** DATA SUPPLIED follows **
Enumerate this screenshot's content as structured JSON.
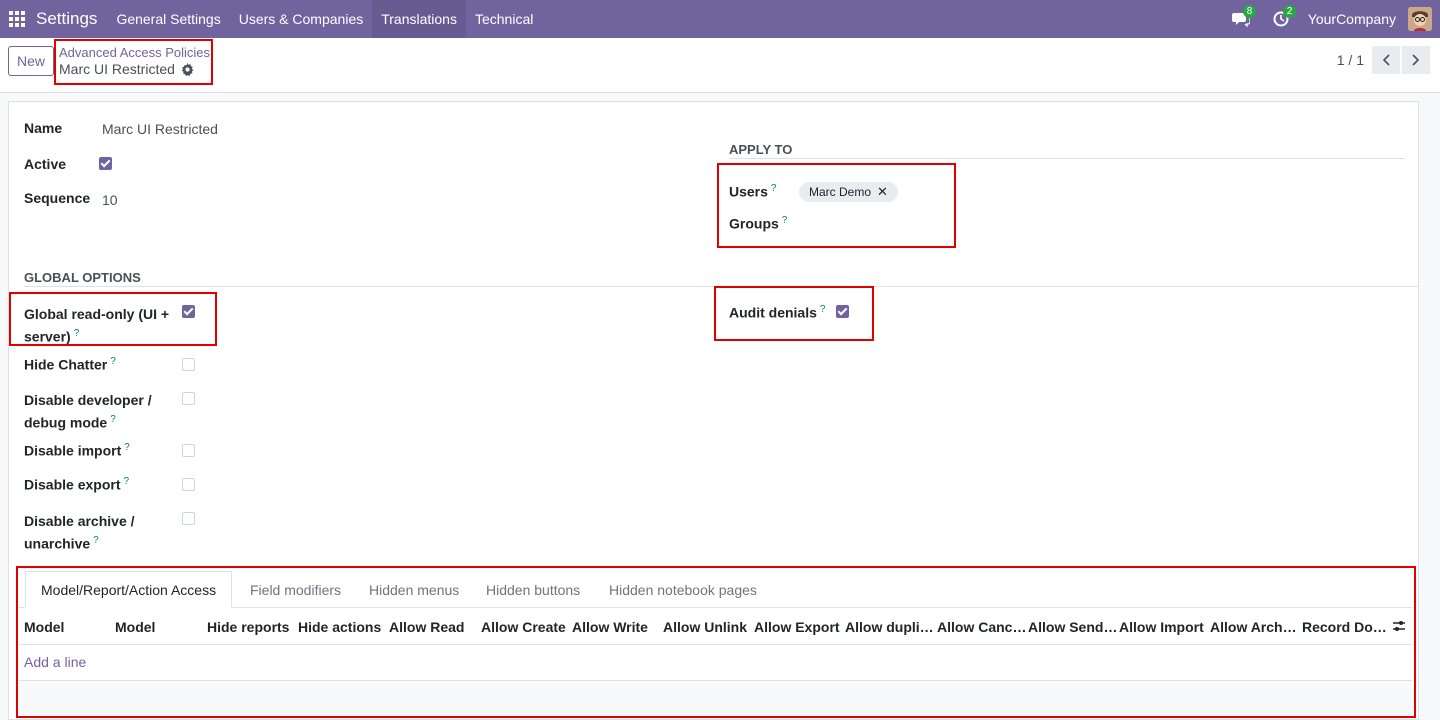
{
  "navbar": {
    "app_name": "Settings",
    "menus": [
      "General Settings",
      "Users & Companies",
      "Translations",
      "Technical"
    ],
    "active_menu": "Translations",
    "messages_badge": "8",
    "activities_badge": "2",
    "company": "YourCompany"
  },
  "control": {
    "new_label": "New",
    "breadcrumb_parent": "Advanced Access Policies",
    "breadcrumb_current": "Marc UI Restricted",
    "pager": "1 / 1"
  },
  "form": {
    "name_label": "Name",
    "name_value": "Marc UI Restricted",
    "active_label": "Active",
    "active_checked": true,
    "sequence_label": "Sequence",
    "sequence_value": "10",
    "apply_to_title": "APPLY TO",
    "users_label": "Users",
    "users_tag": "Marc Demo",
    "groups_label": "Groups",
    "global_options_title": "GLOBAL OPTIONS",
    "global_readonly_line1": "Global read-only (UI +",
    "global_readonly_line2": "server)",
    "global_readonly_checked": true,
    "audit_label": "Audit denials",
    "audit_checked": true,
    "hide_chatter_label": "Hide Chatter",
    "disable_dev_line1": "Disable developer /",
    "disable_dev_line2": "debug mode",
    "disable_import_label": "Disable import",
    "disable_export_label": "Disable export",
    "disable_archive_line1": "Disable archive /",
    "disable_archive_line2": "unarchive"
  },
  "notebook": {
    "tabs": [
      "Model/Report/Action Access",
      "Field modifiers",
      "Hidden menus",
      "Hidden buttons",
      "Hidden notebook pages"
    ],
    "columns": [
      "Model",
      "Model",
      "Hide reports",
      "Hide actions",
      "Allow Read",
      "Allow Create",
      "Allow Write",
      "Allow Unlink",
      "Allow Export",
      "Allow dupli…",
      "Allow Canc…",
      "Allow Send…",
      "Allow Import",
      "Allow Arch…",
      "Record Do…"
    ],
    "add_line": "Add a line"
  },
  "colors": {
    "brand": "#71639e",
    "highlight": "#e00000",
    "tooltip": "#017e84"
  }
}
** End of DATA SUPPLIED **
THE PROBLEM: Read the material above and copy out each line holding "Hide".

EXERCISE SOLUTION:
    "hide_chatter_label": "Hide Chatter",
      "Hide reports",
      "Hide actions",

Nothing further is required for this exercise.